Main Article Content


Stroke, in 2014 to mid-2015 is the first cause of death in Indonesia. The condition of stroke patients whose movements are limited is exacerbated by the psychic condition of patients who are unable to communicate pressure will cause obstacles to the healing process of the patient. This research is designed based on the five planes of user experience which are divided into five areas: strategy, scope, structure, skeleton, and surface. This communication board is operated using the patient's fingers so that it is comfortable for everyday activities. The result of Mobile Finger Communication Board implementation shows that application usability level seen from perception and ergonomic point of view shows satisfaction index of the user at the satisfactory level so that it can be said that the system works with the satisfactory result of the users. It is expected that with the Mobile Finger Communication Board which will be used daily to support the healing process of stroke so that the healing rate of stroke is increasing.

Article Details

How to Cite
Priana, A. J., Tolle, H., Aknuranda, I., & Arisetijono, E. (2018). Design of Mobile Finger Communications Board for Stroke Patient Using The Five Planes of User Experience. Journal of Information Technology and Computer Science, 2(2).

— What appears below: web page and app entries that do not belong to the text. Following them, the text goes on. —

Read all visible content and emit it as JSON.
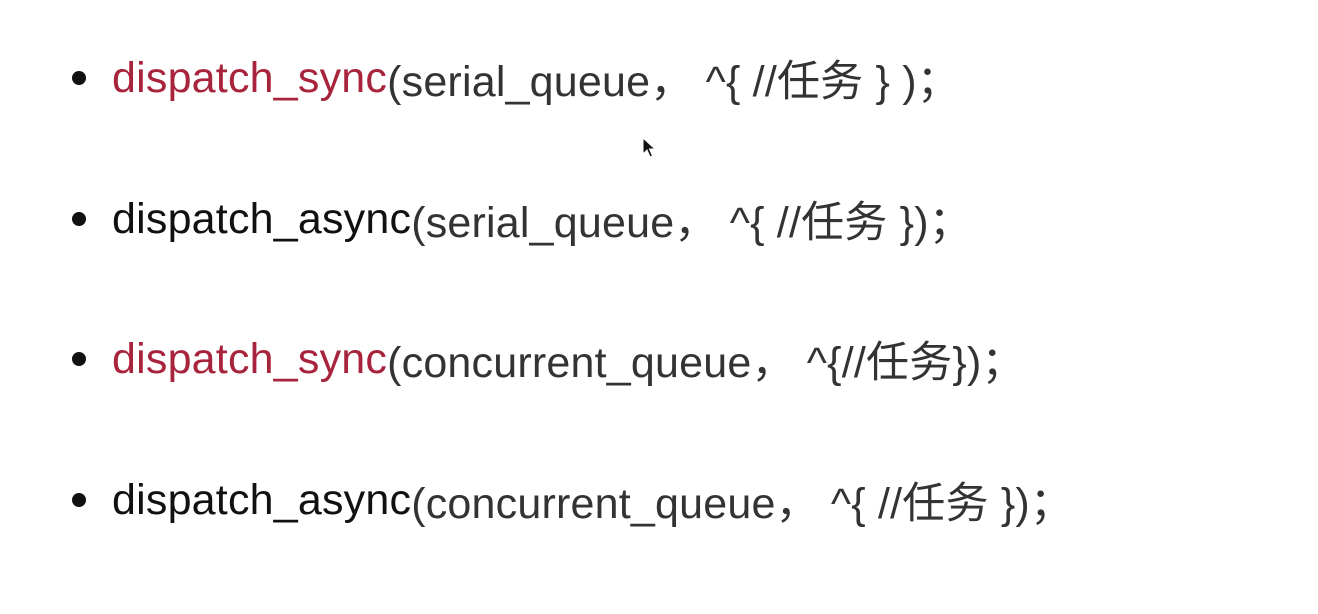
{
  "bullets": [
    {
      "function": "dispatch_sync",
      "args": "(serial_queue， ^{ //任务 } )；",
      "highlight": true
    },
    {
      "function": "dispatch_async",
      "args": "(serial_queue， ^{ //任务 })；",
      "highlight": false
    },
    {
      "function": "dispatch_sync",
      "args": "(concurrent_queue， ^{//任务})；",
      "highlight": true
    },
    {
      "function": "dispatch_async",
      "args": "(concurrent_queue， ^{ //任务 })；",
      "highlight": false
    }
  ],
  "colors": {
    "sync_function": "#a8243c",
    "async_function": "#111111",
    "arguments": "#333333",
    "background": "#ffffff"
  },
  "icons": {
    "cursor": "mouse-pointer-icon",
    "bullet": "bullet-dot-icon"
  }
}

  1. Badan Penelitian dan Pengembangan Kesehatan, “Riset Kesehatan Dasar (RISKESDAS) 2013,†Lap. Nas. 2013, pp. 1–384, 2013.
  2. L. Patak, A. Gawlinski, N. I. Fung, L. Doering, J. Berg, and E. A. Henneman, “Communication boards in critical care: patients’ views,†Appl. Nurs. Res., vol. 19, no. 4, pp. 182–190, 2006.
  3. F. Zhou, H. Yang, J. M. R. Ãlamo, J. S. Wong, and C. K. Chang, “Mobile Personal Health Care System for Patients with Diabetes,†Architecture, pp. 94–101, 2010.
  4. H. Tolle and K. Arai, “Design of Head Movement Controller System ( HEMOCS ) for Control Mobile Application through Head Pose Movement Detection,†pp. 24–28.
  5. H. Tolle, H. Tolle, I. Aknuranda, M. T. Ananta, K. C. Brata, and H. M. Az-Zahra, “Design of Keyboard Input Control for Mobile Application using Head Movement Control Design of Keyboard Input Control for Mobile Application using Head Movement Control ( HEMOCS ),†no. October 2016.
  7. M. Pantic, A. Nijholt, A. Pentland, and T. S. Huang, “Human-Centred Intelligent Human-Computer Interaction (HCI^2): how far are we from attaining it?,†Int. J. Auton. Adapt. Commun. Syst., vol. 1, no. 2, pp. 168–187, 2008.
  8. H. Takao, Y. Murayama, T. Ishibashi, K. L. Karagiozov, and T. Abe, “A new support system using a mobile device (smartphone) for diagnostic image display and treatment of stroke,†Stroke, vol. 43, no. 1, pp. 236–239, 2012.
  9. R. Best and P. Standards, “Area of Function : INSTRUMENTAL ACTIVITIES OF DAILY LIVING ( ADL ),†no. September, pp. 1–6, 2004.
  10. W. Mojsa and S. Chlabicz, “Assessment and physical activities of daily living among patients under long-term home care nursing,†vol. 5, no. 1, pp. 56–62, 2015.
  11. M. E. C. Santos, J. Polvi, T. Taketomi, G. Yamamoto, and C. Sandor, “Toward Standard Usability Questionnaires for Handheld Augmented Reality,†2015.